>>>

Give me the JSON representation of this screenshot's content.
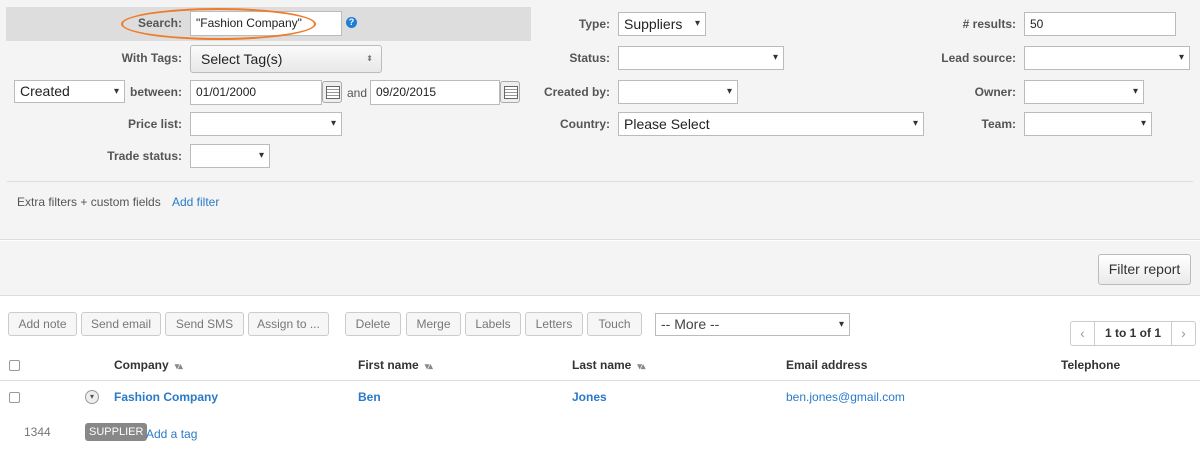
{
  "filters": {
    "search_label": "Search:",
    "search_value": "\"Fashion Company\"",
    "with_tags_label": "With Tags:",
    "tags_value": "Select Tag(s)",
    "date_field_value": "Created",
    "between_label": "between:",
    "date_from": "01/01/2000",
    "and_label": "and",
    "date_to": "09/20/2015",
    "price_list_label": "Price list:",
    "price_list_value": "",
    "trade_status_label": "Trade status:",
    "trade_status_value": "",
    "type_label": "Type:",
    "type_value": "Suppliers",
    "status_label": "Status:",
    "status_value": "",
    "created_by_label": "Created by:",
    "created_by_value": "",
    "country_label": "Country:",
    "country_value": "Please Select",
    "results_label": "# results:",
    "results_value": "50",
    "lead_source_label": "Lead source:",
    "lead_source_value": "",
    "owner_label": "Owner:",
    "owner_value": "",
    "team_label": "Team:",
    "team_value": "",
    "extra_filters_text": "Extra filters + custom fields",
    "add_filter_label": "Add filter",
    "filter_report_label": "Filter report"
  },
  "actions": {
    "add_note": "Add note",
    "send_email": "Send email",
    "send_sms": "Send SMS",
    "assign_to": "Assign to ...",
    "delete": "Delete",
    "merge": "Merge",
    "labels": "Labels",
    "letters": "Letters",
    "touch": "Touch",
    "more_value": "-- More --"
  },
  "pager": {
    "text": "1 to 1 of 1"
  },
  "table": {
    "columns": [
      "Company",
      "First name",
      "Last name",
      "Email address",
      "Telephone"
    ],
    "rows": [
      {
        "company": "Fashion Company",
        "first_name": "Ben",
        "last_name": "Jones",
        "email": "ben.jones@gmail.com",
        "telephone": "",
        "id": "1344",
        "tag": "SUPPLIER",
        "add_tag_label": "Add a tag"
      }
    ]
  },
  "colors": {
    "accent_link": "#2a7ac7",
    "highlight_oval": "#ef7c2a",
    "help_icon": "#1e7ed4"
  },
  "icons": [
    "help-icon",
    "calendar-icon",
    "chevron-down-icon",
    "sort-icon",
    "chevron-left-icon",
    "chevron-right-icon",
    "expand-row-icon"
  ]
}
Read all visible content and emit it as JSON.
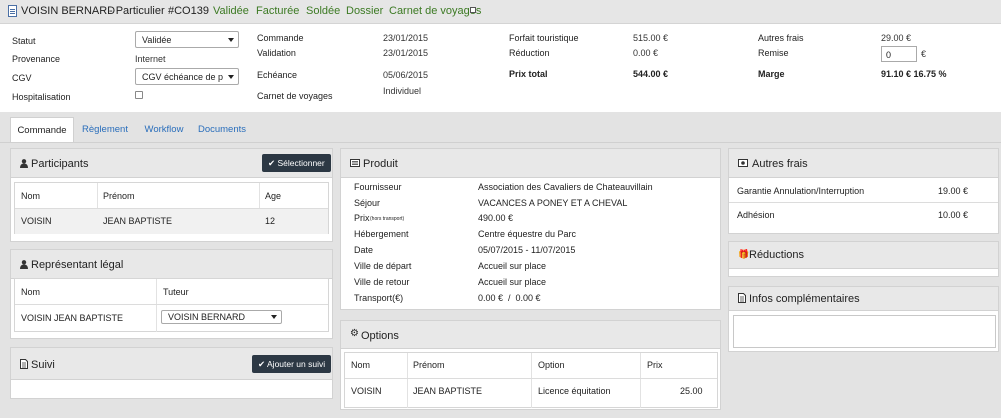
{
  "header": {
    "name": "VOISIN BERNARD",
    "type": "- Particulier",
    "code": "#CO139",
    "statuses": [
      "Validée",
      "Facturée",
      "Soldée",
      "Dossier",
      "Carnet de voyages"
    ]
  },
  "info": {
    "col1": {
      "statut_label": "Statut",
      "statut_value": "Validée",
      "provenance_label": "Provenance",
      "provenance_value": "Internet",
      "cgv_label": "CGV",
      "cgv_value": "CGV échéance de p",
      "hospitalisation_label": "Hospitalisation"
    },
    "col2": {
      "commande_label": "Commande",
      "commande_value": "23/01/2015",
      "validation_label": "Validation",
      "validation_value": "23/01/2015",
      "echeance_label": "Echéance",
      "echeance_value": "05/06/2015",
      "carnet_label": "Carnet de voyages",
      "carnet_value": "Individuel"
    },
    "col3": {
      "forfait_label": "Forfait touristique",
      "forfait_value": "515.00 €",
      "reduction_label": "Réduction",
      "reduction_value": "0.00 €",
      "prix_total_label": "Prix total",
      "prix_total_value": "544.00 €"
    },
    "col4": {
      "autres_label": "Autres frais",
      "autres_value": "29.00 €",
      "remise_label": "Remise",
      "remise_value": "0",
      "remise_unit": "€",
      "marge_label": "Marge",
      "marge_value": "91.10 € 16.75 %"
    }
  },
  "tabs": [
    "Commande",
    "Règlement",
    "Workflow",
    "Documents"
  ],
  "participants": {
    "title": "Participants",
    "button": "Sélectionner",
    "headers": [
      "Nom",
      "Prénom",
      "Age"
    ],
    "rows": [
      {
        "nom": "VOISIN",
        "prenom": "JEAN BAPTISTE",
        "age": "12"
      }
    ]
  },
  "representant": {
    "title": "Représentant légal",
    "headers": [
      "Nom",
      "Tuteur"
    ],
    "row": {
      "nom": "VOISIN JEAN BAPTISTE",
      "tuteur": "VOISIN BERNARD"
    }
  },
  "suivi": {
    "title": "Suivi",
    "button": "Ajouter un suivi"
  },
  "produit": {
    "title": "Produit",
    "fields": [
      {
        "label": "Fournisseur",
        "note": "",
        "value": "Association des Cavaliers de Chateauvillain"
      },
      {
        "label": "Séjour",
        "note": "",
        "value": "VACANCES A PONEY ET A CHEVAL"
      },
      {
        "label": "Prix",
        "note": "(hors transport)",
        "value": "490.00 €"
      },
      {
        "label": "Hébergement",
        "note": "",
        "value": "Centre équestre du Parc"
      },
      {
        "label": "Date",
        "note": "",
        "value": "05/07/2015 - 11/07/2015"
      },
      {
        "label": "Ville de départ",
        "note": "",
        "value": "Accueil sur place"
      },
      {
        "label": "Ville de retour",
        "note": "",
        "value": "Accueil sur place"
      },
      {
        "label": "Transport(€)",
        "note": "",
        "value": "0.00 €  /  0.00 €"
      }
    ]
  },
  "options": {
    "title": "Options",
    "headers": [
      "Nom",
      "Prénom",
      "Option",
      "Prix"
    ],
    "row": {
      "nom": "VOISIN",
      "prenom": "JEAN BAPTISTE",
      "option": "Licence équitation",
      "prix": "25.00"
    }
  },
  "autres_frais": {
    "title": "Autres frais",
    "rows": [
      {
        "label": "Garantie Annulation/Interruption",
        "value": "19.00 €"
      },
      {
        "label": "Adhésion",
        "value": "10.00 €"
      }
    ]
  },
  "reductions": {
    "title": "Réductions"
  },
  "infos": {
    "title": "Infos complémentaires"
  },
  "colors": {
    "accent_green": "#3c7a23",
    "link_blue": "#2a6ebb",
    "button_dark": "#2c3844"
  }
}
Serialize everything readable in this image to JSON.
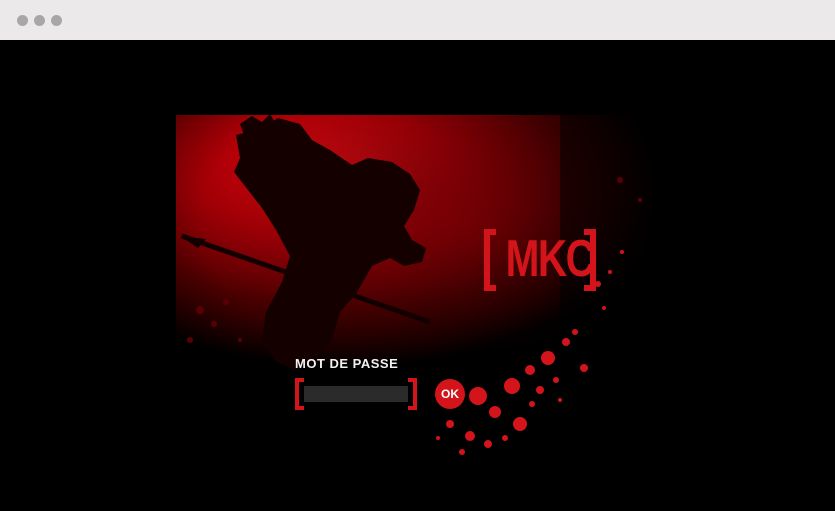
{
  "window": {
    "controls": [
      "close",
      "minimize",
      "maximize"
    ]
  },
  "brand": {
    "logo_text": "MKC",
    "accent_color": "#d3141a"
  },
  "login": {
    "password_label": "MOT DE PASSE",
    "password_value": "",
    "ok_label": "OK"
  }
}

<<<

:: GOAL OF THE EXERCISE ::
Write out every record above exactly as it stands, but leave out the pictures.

:: ANSWER TO THIS PROBLEM ::
Give me the JSON representation of this screenshot's content.
{
  "filters": {
    "search_label": "Search:",
    "search_value": "\"Fashion Company\"",
    "with_tags_label": "With Tags:",
    "tags_value": "Select Tag(s)",
    "date_field_value": "Created",
    "between_label": "between:",
    "date_from": "01/01/2000",
    "and_label": "and",
    "date_to": "09/20/2015",
    "price_list_label": "Price list:",
    "price_list_value": "",
    "trade_status_label": "Trade status:",
    "trade_status_value": "",
    "type_label": "Type:",
    "type_value": "Suppliers",
    "status_label": "Status:",
    "status_value": "",
    "created_by_label": "Created by:",
    "created_by_value": "",
    "country_label": "Country:",
    "country_value": "Please Select",
    "results_label": "# results:",
    "results_value": "50",
    "lead_source_label": "Lead source:",
    "lead_source_value": "",
    "owner_label": "Owner:",
    "owner_value": "",
    "team_label": "Team:",
    "team_value": "",
    "extra_filters_text": "Extra filters + custom fields",
    "add_filter_label": "Add filter",
    "filter_report_label": "Filter report"
  },
  "actions": {
    "add_note": "Add note",
    "send_email": "Send email",
    "send_sms": "Send SMS",
    "assign_to": "Assign to ...",
    "delete": "Delete",
    "merge": "Merge",
    "labels": "Labels",
    "letters": "Letters",
    "touch": "Touch",
    "more_value": "-- More --"
  },
  "pager": {
    "text": "1 to 1 of 1"
  },
  "table": {
    "columns": [
      "Company",
      "First name",
      "Last name",
      "Email address",
      "Telephone"
    ],
    "rows": [
      {
        "company": "Fashion Company",
        "first_name": "Ben",
        "last_name": "Jones",
        "email": "ben.jones@gmail.com",
        "telephone": "",
        "id": "1344",
        "tag": "SUPPLIER",
        "add_tag_label": "Add a tag"
      }
    ]
  },
  "colors": {
    "accent_link": "#2a7ac7",
    "highlight_oval": "#ef7c2a",
    "help_icon": "#1e7ed4"
  },
  "icons": [
    "help-icon",
    "calendar-icon",
    "chevron-down-icon",
    "sort-icon",
    "chevron-left-icon",
    "chevron-right-icon",
    "expand-row-icon"
  ]
}
Read all visible content and emit it as JSON.
{
  "header": {
    "name": "VOISIN BERNARD",
    "type": "- Particulier",
    "code": "#CO139",
    "statuses": [
      "Validée",
      "Facturée",
      "Soldée",
      "Dossier",
      "Carnet de voyages"
    ]
  },
  "info": {
    "col1": {
      "statut_label": "Statut",
      "statut_value": "Validée",
      "provenance_label": "Provenance",
      "provenance_value": "Internet",
      "cgv_label": "CGV",
      "cgv_value": "CGV échéance de p",
      "hospitalisation_label": "Hospitalisation"
    },
    "col2": {
      "commande_label": "Commande",
      "commande_value": "23/01/2015",
      "validation_label": "Validation",
      "validation_value": "23/01/2015",
      "echeance_label": "Echéance",
      "echeance_value": "05/06/2015",
      "carnet_label": "Carnet de voyages",
      "carnet_value": "Individuel"
    },
    "col3": {
      "forfait_label": "Forfait touristique",
      "forfait_value": "515.00 €",
      "reduction_label": "Réduction",
      "reduction_value": "0.00 €",
      "prix_total_label": "Prix total",
      "prix_total_value": "544.00 €"
    },
    "col4": {
      "autres_label": "Autres frais",
      "autres_value": "29.00 €",
      "remise_label": "Remise",
      "remise_value": "0",
      "remise_unit": "€",
      "marge_label": "Marge",
      "marge_value": "91.10 € 16.75 %"
    }
  },
  "tabs": [
    "Commande",
    "Règlement",
    "Workflow",
    "Documents"
  ],
  "participants": {
    "title": "Participants",
    "button": "Sélectionner",
    "headers": [
      "Nom",
      "Prénom",
      "Age"
    ],
    "rows": [
      {
        "nom": "VOISIN",
        "prenom": "JEAN BAPTISTE",
        "age": "12"
      }
    ]
  },
  "representant": {
    "title": "Représentant légal",
    "headers": [
      "Nom",
      "Tuteur"
    ],
    "row": {
      "nom": "VOISIN JEAN BAPTISTE",
      "tuteur": "VOISIN BERNARD"
    }
  },
  "suivi": {
    "title": "Suivi",
    "button": "Ajouter un suivi"
  },
  "produit": {
    "title": "Produit",
    "fields": [
      {
        "label": "Fournisseur",
        "note": "",
        "value": "Association des Cavaliers de Chateauvillain"
      },
      {
        "label": "Séjour",
        "note": "",
        "value": "VACANCES A PONEY ET A CHEVAL"
      },
      {
        "label": "Prix",
        "note": "(hors transport)",
        "value": "490.00 €"
      },
      {
        "label": "Hébergement",
        "note": "",
        "value": "Centre équestre du Parc"
      },
      {
        "label": "Date",
        "note": "",
        "value": "05/07/2015 - 11/07/2015"
      },
      {
        "label": "Ville de départ",
        "note": "",
        "value": "Accueil sur place"
      },
      {
        "label": "Ville de retour",
        "note": "",
        "value": "Accueil sur place"
      },
      {
        "label": "Transport(€)",
        "note": "",
        "value": "0.00 €  /  0.00 €"
      }
    ]
  },
  "options": {
    "title": "Options",
    "headers": [
      "Nom",
      "Prénom",
      "Option",
      "Prix"
    ],
    "row": {
      "nom": "VOISIN",
      "prenom": "JEAN BAPTISTE",
      "option": "Licence équitation",
      "prix": "25.00"
    }
  },
  "autres_frais": {
    "title": "Autres frais",
    "rows": [
      {
        "label": "Garantie Annulation/Interruption",
        "value": "19.00 €"
      },
      {
        "label": "Adhésion",
        "value": "10.00 €"
      }
    ]
  },
  "reductions": {
    "title": "Réductions"
  },
  "infos": {
    "title": "Infos complémentaires"
  },
  "colors": {
    "accent_green": "#3c7a23",
    "link_blue": "#2a6ebb",
    "button_dark": "#2c3844"
  }
}
Serialize everything readable in this image to JSON.
{
  "window": {
    "controls": [
      "close",
      "minimize",
      "maximize"
    ]
  },
  "brand": {
    "logo_text": "MKC",
    "accent_color": "#d3141a"
  },
  "login": {
    "password_label": "MOT DE PASSE",
    "password_value": "",
    "ok_label": "OK"
  }
}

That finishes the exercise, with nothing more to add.